> **Given records**
[Start of Attachment]
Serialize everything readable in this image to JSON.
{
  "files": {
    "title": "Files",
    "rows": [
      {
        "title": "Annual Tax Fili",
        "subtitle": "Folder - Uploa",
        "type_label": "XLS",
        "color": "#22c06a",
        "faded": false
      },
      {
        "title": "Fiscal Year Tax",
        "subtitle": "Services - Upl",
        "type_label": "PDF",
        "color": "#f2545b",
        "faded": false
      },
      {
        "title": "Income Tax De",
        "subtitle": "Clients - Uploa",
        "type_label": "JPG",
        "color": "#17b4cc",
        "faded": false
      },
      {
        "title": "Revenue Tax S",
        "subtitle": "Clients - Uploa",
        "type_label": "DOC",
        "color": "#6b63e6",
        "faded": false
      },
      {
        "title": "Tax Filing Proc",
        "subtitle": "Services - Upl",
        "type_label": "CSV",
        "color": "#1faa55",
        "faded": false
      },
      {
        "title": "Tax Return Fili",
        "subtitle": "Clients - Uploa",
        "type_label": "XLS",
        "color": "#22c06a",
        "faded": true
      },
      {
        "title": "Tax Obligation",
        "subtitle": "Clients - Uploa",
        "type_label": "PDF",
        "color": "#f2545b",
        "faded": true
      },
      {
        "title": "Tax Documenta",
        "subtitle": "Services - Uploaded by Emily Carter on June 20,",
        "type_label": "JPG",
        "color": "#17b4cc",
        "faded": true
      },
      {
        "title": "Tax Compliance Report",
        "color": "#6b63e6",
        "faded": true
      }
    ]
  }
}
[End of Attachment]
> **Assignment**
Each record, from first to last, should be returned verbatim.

> **Result for this task**
Serialize everything readable in this image to JSON.
{
  "files": {
    "title": "Files",
    "rows": [
      {
        "title": "Annual Tax Fili",
        "subtitle": "Folder - Uploa",
        "type_label": "XLS",
        "color": "#22c06a",
        "faded": false
      },
      {
        "title": "Fiscal Year Tax",
        "subtitle": "Services - Upl",
        "type_label": "PDF",
        "color": "#f2545b",
        "faded": false
      },
      {
        "title": "Income Tax De",
        "subtitle": "Clients - Uploa",
        "type_label": "JPG",
        "color": "#17b4cc",
        "faded": false
      },
      {
        "title": "Revenue Tax S",
        "subtitle": "Clients - Uploa",
        "type_label": "DOC",
        "color": "#6b63e6",
        "faded": false
      },
      {
        "title": "Tax Filing Proc",
        "subtitle": "Services - Upl",
        "type_label": "CSV",
        "color": "#1faa55",
        "faded": false
      },
      {
        "title": "Tax Return Fili",
        "subtitle": "Clients - Uploa",
        "type_label": "XLS",
        "color": "#22c06a",
        "faded": true
      },
      {
        "title": "Tax Obligation",
        "subtitle": "Clients - Uploa",
        "type_label": "PDF",
        "color": "#f2545b",
        "faded": true
      },
      {
        "title": "Tax Documenta",
        "subtitle": "Services - Uploaded by Emily Carter on June 20,",
        "type_label": "JPG",
        "color": "#17b4cc",
        "faded": true
      },
      {
        "title": "Tax Compliance Report",
        "color": "#6b63e6",
        "faded": true
      }
    ]
  }
}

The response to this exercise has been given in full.